## Exercise instructions
All the data that follows should be repeated exactly, without a single picture.
═══ Data for review ═══
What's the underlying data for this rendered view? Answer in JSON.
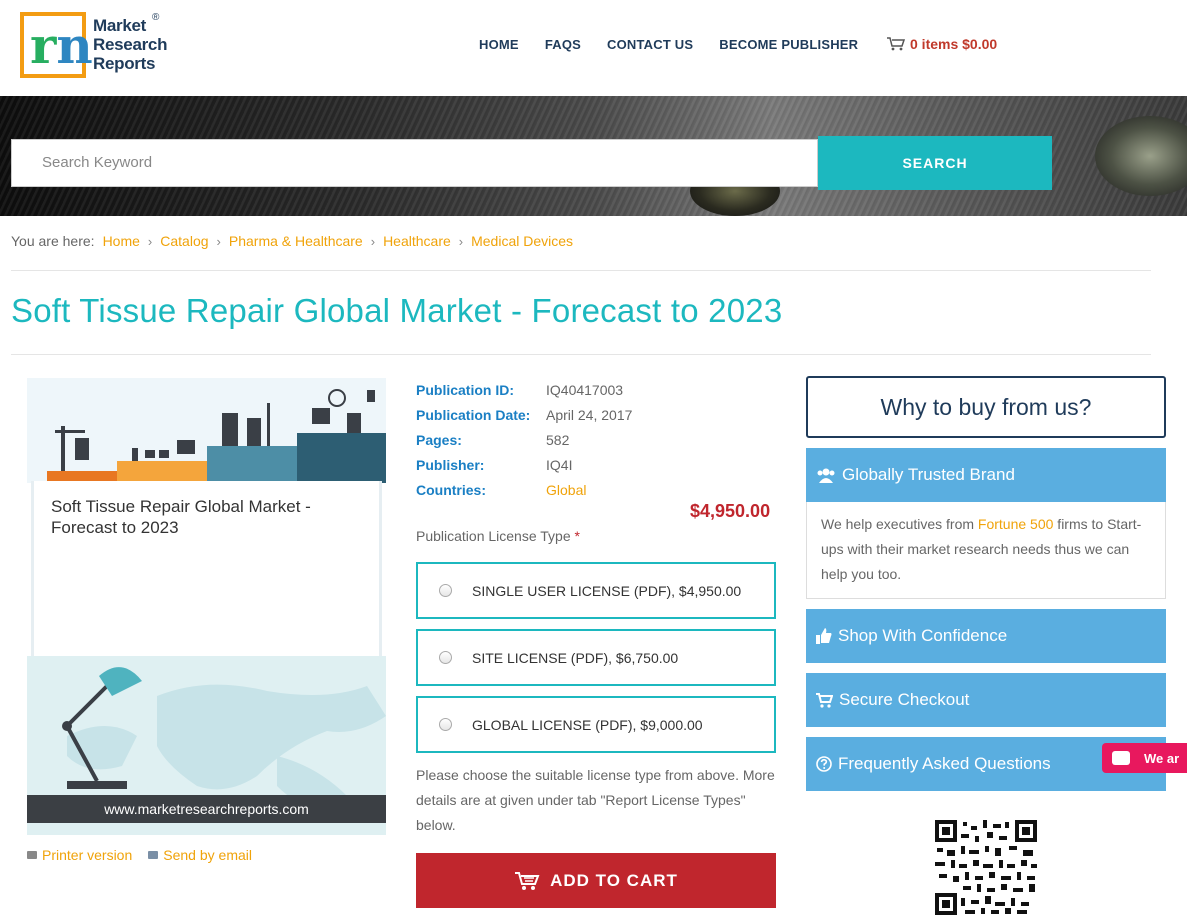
{
  "header": {
    "logo_lines": [
      "Market",
      "Research",
      "Reports"
    ],
    "logo_reg": "®",
    "nav": [
      "HOME",
      "FAQS",
      "CONTACT US",
      "BECOME PUBLISHER"
    ],
    "cart_text": "0 items $0.00"
  },
  "search": {
    "placeholder": "Search Keyword",
    "button": "SEARCH"
  },
  "breadcrumb": {
    "here": "You are here:",
    "items": [
      "Home",
      "Catalog",
      "Pharma & Healthcare",
      "Healthcare",
      "Medical Devices"
    ]
  },
  "page_title": "Soft Tissue Repair Global Market - Forecast to 2023",
  "cover": {
    "title": "Soft Tissue Repair Global Market - Forecast to 2023",
    "url": "www.marketresearchreports.com"
  },
  "links": {
    "print": "Printer version",
    "email": "Send by email"
  },
  "details": [
    {
      "label": "Publication ID:",
      "value": "IQ40417003"
    },
    {
      "label": "Publication Date:",
      "value": "April 24, 2017"
    },
    {
      "label": "Pages:",
      "value": "582"
    },
    {
      "label": "Publisher:",
      "value": "IQ4I"
    },
    {
      "label": "Countries:",
      "value": "Global"
    }
  ],
  "price": "$4,950.00",
  "license": {
    "label": "Publication License Type",
    "required": "*",
    "options": [
      "SINGLE USER LICENSE (PDF), $4,950.00",
      "SITE LICENSE (PDF), $6,750.00",
      "GLOBAL LICENSE (PDF), $9,000.00"
    ],
    "note": "Please choose the suitable license type from above. More details are at given under tab \"Report License Types\" below."
  },
  "add_to_cart": "ADD TO CART",
  "sidebar": {
    "why_title": "Why to buy from us?",
    "panels": [
      "Globally Trusted Brand",
      "Shop With Confidence",
      "Secure Checkout",
      "Frequently Asked Questions"
    ],
    "trusted_body_pre": "We help executives from ",
    "trusted_body_link": "Fortune 500",
    "trusted_body_post": " firms to Start-ups with their market research needs thus we can help you too."
  },
  "chat": {
    "text": "We ar"
  },
  "colors": {
    "accent": "#1cb8bf",
    "link": "#f0a30a",
    "cta": "#c0262d",
    "panel": "#5aaee0",
    "navy": "#1f3b5a"
  }
}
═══
## Answer to this problem
What's the underlying data for this rendered view? Answer in JSON.
{
  "header": {
    "logo_lines": [
      "Market",
      "Research",
      "Reports"
    ],
    "logo_reg": "®",
    "nav": [
      "HOME",
      "FAQS",
      "CONTACT US",
      "BECOME PUBLISHER"
    ],
    "cart_text": "0 items $0.00"
  },
  "search": {
    "placeholder": "Search Keyword",
    "button": "SEARCH"
  },
  "breadcrumb": {
    "here": "You are here:",
    "items": [
      "Home",
      "Catalog",
      "Pharma & Healthcare",
      "Healthcare",
      "Medical Devices"
    ]
  },
  "page_title": "Soft Tissue Repair Global Market - Forecast to 2023",
  "cover": {
    "title": "Soft Tissue Repair Global Market - Forecast to 2023",
    "url": "www.marketresearchreports.com"
  },
  "links": {
    "print": "Printer version",
    "email": "Send by email"
  },
  "details": [
    {
      "label": "Publication ID:",
      "value": "IQ40417003"
    },
    {
      "label": "Publication Date:",
      "value": "April 24, 2017"
    },
    {
      "label": "Pages:",
      "value": "582"
    },
    {
      "label": "Publisher:",
      "value": "IQ4I"
    },
    {
      "label": "Countries:",
      "value": "Global"
    }
  ],
  "price": "$4,950.00",
  "license": {
    "label": "Publication License Type",
    "required": "*",
    "options": [
      "SINGLE USER LICENSE (PDF), $4,950.00",
      "SITE LICENSE (PDF), $6,750.00",
      "GLOBAL LICENSE (PDF), $9,000.00"
    ],
    "note": "Please choose the suitable license type from above. More details are at given under tab \"Report License Types\" below."
  },
  "add_to_cart": "ADD TO CART",
  "sidebar": {
    "why_title": "Why to buy from us?",
    "panels": [
      "Globally Trusted Brand",
      "Shop With Confidence",
      "Secure Checkout",
      "Frequently Asked Questions"
    ],
    "trusted_body_pre": "We help executives from ",
    "trusted_body_link": "Fortune 500",
    "trusted_body_post": " firms to Start-ups with their market research needs thus we can help you too."
  },
  "chat": {
    "text": "We ar"
  },
  "colors": {
    "accent": "#1cb8bf",
    "link": "#f0a30a",
    "cta": "#c0262d",
    "panel": "#5aaee0",
    "navy": "#1f3b5a"
  }
}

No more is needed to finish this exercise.